10/12/2004 12:00AM

Dutrow cites training setback


Saint Liam, who was narrowly beaten by Ghostzapper in last month's Woodward Stakes at Belmont Park, had a recent training setback that might prevent him from running in the $4 million Breeders' Cup Classic at Lone Star Park on Oct. 30, his trainer, Richard Dutrow Jr., said Tuesday morning.

According to Dutrow, Saint Liam "was not himself for three or four days" last week. Although nothing serious turned up, and Saint Liam has resumed training, Dutrow is being circumspect regarding the Classic.

"I'm not so sure we're going to go," Dutrow said. "He might have come up with a little virus. He didn't spike a fever, and he didn't miss an oat, but he wasn't really right, and that leads me to believe he shouldn't run.

"I'm leaning towards taking a pass on it right now. Not because we want to, but he did what he did for a reason, and I'm afraid of making a bad move with him. I've never been in this spot before, and I don't want to [mess] it up. If he ran in the Breeders' Cup and ran terrible, I'd feel like an idiot."

Dutrow said Saint Liam was scheduled to have a workout at Aqueduct on Wednesday morning.

"He's going to go five furlongs and gallop out six," the trainer said. "Let's see how he comes out of it."

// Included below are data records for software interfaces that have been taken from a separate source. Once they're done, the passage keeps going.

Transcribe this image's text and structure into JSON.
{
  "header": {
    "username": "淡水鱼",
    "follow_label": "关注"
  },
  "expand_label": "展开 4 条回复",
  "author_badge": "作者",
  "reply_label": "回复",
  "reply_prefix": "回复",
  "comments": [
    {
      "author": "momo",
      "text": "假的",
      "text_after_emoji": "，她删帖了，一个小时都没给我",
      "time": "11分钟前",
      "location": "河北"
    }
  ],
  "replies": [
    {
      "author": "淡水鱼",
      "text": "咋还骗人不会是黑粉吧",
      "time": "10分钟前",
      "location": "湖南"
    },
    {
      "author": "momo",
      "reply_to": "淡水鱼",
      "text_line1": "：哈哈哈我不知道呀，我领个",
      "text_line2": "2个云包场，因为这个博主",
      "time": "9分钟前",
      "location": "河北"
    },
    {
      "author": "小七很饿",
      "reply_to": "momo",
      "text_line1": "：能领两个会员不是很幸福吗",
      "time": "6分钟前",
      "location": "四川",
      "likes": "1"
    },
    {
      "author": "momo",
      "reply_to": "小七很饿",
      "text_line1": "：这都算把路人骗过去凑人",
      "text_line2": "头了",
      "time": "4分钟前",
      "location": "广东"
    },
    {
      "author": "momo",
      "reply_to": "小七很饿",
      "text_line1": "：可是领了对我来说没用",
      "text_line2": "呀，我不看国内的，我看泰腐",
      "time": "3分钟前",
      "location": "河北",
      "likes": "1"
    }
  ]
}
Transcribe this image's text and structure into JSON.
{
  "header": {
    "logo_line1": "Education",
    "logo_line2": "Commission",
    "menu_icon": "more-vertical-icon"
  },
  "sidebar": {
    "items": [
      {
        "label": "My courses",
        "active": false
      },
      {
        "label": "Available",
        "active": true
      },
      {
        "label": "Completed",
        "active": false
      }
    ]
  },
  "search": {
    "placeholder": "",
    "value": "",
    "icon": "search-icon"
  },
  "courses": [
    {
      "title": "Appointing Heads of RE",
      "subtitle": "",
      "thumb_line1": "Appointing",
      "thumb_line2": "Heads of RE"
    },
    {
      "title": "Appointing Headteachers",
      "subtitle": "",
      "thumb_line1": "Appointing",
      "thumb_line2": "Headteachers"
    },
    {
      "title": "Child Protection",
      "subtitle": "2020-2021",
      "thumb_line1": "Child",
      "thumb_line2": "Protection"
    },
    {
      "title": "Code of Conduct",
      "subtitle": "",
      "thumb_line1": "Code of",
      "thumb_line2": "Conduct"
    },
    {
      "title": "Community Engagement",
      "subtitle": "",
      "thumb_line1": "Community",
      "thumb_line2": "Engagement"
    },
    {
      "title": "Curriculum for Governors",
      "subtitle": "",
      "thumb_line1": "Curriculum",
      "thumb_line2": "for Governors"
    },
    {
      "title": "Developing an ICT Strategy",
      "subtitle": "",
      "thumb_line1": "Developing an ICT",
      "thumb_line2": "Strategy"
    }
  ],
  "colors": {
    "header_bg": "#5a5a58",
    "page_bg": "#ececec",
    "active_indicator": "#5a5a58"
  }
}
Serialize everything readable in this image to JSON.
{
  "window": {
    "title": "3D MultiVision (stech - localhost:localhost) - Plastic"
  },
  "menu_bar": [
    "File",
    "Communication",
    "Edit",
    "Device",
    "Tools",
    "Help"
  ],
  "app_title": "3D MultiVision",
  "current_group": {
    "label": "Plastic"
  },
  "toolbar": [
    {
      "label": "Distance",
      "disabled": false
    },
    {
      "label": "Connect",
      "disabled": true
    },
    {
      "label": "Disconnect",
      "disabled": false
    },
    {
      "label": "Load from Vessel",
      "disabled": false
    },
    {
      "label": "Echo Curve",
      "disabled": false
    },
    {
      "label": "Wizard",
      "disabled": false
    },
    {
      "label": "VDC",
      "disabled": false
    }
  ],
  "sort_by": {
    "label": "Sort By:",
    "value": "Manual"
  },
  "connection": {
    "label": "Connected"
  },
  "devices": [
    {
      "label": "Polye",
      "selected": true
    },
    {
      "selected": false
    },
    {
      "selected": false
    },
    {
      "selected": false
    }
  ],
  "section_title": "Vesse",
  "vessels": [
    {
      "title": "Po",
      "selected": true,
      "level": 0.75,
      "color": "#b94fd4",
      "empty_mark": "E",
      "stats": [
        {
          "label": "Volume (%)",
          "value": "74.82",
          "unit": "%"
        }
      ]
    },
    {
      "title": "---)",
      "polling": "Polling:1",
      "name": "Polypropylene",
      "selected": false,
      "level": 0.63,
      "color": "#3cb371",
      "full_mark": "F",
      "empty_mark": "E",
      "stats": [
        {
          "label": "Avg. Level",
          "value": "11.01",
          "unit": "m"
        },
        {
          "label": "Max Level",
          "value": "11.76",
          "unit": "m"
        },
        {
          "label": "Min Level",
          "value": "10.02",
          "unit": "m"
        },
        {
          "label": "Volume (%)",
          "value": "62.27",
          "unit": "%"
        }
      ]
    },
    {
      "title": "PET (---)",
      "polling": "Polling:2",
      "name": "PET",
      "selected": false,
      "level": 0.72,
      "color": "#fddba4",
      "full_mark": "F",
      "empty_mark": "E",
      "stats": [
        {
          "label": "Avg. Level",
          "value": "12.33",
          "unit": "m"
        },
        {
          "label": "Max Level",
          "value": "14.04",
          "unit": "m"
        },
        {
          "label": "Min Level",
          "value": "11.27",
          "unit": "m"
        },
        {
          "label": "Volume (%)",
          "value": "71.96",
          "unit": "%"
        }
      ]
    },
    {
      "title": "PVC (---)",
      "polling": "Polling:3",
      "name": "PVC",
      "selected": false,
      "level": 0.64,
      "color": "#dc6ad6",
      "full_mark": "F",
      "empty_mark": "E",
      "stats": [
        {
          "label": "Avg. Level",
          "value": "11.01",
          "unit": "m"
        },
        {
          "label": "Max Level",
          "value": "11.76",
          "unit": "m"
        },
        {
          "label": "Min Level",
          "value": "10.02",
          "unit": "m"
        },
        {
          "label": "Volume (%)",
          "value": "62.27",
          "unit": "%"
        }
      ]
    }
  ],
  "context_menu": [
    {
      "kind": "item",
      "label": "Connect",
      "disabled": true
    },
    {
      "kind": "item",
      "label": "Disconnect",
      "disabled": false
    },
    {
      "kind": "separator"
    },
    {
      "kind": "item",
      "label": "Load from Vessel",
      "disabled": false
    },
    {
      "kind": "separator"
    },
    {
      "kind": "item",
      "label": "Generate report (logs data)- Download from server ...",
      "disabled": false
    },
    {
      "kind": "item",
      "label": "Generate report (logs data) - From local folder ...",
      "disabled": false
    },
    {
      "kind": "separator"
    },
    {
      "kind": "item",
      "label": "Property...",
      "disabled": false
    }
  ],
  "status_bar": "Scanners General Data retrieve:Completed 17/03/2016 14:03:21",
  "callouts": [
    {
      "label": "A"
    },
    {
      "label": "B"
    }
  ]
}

Dutrow said he and owner William Warren Jr. might not make a decision until pre-entries are due on Monday.

"Anything's possible at this point," Dutrow said. "But if they ask me what I want to do, I'd pass."

Saint Liam lost by a neck in the Woodward after drifting out during the stretch. It was his first start in five months.

"Maybe that last race took something out of him, and that's why he went the other way," Dutrow said.

Dutrow said that if Saint Liam skips the Classic, his most likely next start would be the Cigar Mile at Aqueduct on Nov. 27.

If Saint Liam, who has sharp early speed, does indeed come out of the Classic, his absence would significantly alter the probable pace scenario in the 1 1/4-mile race. Roses in May, the winner of the Whitney Handicap, would be the biggest beneficiary, since he also prefers to set swift early fractions. There are other horses who like to lay close, but none with the speed of Roses in May.

A large field is expected for the Classic, including Ghostzapper and the defending Classic champion, Pleasantly Perfect, as well as Belmont Stakes winner Birdstone and 2003 Derby and Preakness winner Funny Cide.